When I wake I am still wrapped in my dream of George. His lips were still lightly brushing the back of my neck until I realize it is just a piece of straw stuck through my mat. I'm still thinking of George and how safe I felt in the weight of his arms when I remember he is dead. I remember the letter from his captain telling us of his gallant death. I know I will no longer sleep so I sit up. That's when I smell the smoke. When I stand, I see it's thick in the room. So, I crouch back down and crawl to the door. When I open it, I see the whole first floor is covered in flames. Part of me is still so deep in my dream I want to walk into it: into the other life where George might be waiting. Who would know? Who would care? George, Kiss me on the back of this black night.
That's when I hear the glass shattering behind me. A man grabs me like a rag doll and carries me out.

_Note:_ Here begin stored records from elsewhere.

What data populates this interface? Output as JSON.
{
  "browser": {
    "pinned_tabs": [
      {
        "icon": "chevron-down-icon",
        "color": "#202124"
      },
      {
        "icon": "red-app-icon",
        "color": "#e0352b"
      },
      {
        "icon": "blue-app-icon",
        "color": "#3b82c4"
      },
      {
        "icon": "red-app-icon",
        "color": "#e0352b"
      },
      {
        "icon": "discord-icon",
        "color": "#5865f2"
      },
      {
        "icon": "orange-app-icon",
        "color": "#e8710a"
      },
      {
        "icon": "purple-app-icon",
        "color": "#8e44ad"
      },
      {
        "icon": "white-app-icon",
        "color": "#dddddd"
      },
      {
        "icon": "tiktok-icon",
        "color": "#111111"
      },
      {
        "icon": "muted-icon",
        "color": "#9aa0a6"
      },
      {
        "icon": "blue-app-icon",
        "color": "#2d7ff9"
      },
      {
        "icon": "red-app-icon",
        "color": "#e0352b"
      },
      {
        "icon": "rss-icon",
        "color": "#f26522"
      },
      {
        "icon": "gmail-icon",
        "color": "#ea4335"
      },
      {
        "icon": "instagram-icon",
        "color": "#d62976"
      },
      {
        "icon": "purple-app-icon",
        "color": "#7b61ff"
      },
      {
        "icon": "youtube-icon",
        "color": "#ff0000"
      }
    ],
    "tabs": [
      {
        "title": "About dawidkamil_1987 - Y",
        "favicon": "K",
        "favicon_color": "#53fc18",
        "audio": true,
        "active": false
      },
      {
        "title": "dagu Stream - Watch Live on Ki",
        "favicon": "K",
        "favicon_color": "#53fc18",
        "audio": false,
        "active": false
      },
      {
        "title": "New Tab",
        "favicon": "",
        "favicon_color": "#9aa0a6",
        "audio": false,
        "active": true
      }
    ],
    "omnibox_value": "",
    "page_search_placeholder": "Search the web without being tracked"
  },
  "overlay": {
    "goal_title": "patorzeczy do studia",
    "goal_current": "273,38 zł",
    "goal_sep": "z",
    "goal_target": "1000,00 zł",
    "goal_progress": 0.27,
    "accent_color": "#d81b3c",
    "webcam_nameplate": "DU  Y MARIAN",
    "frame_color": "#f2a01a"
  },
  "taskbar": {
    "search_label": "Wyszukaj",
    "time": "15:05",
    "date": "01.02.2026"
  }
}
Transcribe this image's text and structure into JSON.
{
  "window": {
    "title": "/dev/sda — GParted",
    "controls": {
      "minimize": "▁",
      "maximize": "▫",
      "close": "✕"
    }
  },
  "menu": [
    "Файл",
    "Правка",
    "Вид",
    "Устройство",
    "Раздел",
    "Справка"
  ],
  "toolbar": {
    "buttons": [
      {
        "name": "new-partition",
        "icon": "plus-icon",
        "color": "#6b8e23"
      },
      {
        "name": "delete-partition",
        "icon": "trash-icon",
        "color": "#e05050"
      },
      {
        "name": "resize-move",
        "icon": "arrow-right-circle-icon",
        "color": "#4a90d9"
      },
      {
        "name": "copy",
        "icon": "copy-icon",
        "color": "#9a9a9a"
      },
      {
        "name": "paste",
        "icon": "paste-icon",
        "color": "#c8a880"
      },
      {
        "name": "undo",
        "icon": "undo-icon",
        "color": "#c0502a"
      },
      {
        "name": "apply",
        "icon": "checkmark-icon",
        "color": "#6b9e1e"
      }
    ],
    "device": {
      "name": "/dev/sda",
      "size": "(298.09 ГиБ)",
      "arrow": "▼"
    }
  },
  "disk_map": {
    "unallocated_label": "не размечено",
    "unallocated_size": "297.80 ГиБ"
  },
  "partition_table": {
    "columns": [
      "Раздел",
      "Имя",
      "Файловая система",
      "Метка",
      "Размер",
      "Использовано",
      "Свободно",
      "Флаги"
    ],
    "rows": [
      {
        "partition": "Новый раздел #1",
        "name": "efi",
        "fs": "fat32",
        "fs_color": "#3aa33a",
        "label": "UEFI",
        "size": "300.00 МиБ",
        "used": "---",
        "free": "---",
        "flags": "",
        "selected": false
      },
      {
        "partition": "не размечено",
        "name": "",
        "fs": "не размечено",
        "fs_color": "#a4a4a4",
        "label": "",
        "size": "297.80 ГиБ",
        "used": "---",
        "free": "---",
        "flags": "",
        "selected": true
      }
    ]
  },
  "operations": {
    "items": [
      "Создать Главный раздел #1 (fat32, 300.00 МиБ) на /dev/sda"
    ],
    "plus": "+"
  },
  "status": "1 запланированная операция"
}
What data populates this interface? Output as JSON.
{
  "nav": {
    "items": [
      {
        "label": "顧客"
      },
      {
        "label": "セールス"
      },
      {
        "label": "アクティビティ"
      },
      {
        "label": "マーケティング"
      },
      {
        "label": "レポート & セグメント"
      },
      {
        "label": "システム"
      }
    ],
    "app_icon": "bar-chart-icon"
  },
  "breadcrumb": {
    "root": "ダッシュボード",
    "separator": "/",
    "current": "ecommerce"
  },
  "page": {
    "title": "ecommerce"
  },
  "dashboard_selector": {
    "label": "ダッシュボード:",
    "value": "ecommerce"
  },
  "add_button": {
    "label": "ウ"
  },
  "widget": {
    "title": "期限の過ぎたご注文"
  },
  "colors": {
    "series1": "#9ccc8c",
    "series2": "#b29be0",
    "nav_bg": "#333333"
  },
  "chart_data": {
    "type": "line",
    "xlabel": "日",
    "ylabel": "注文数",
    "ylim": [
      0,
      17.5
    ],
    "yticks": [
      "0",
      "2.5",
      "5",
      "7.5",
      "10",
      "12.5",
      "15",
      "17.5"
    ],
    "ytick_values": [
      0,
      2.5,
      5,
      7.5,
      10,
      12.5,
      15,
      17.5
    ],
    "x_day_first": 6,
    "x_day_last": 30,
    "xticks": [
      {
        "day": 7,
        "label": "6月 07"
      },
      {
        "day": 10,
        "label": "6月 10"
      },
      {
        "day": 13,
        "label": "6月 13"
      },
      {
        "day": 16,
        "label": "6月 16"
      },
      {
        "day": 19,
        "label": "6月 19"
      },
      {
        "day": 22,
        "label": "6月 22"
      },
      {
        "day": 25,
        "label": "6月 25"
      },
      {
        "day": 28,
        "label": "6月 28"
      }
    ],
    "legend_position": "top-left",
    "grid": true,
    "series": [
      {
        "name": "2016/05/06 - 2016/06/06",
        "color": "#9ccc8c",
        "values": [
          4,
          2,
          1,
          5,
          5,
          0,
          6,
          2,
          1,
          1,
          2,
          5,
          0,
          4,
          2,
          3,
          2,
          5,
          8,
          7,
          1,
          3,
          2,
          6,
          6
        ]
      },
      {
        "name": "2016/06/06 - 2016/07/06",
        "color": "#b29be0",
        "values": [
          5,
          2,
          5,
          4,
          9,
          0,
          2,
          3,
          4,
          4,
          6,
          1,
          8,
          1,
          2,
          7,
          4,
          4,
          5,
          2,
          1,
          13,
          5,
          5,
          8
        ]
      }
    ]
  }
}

Outside, there are people standing everywhere. Fire pours out windows and doors. I stand, dumb, shivering, even next to this inferno. Who should come up the slope, but Widow Ricketts flanked by several young men. "Let's form a fire line" she says. "I've got a well and some buckets.”
And with that, I snapped back. It's as if the fire had been a dream until she arrived. They handed out buckets and asked people to line up, arms stretched out to form a brigade. And so we did. For six hours we stood, passing buckets of cold water from hand to hand until the water was poured on the blaze. At first, the water didn't do much. It fizzled and steamed on the wood. Then, after a few hours, the fire started to back down. By the time we were done the hotel was a few dark embers sticking up against the dawn sky. People started to shuffle about not knowing what to do. In that commotion, Widow Ricketts came up to me. We were both black with soot, wearing only our night clothes. She grabbed my shoulder with her warm hand and said, "Diana, come with me." I just followed her lead. We walked down to her house. She passed me a handful of wool blankets and made a bed for me in her front room. "Let's get some rest," she said, motioning to the bed as she walked back to her bedroom and closed the door. As I closed my eyes, all I could see were those flames and the dark part of my heart that wanted to walk into them. It seemed impossible to fall asleep after what we had seen. So I lay back, opened my eyes and looked around me. On every wall, between mounds of dirty and clean laundry were piles and piles of books. I could smell the must from their covers. Next to me, was a wooden chair, a little oak table with an unlit kerosene lamp and on the seat of the chair, sat a book, pages down.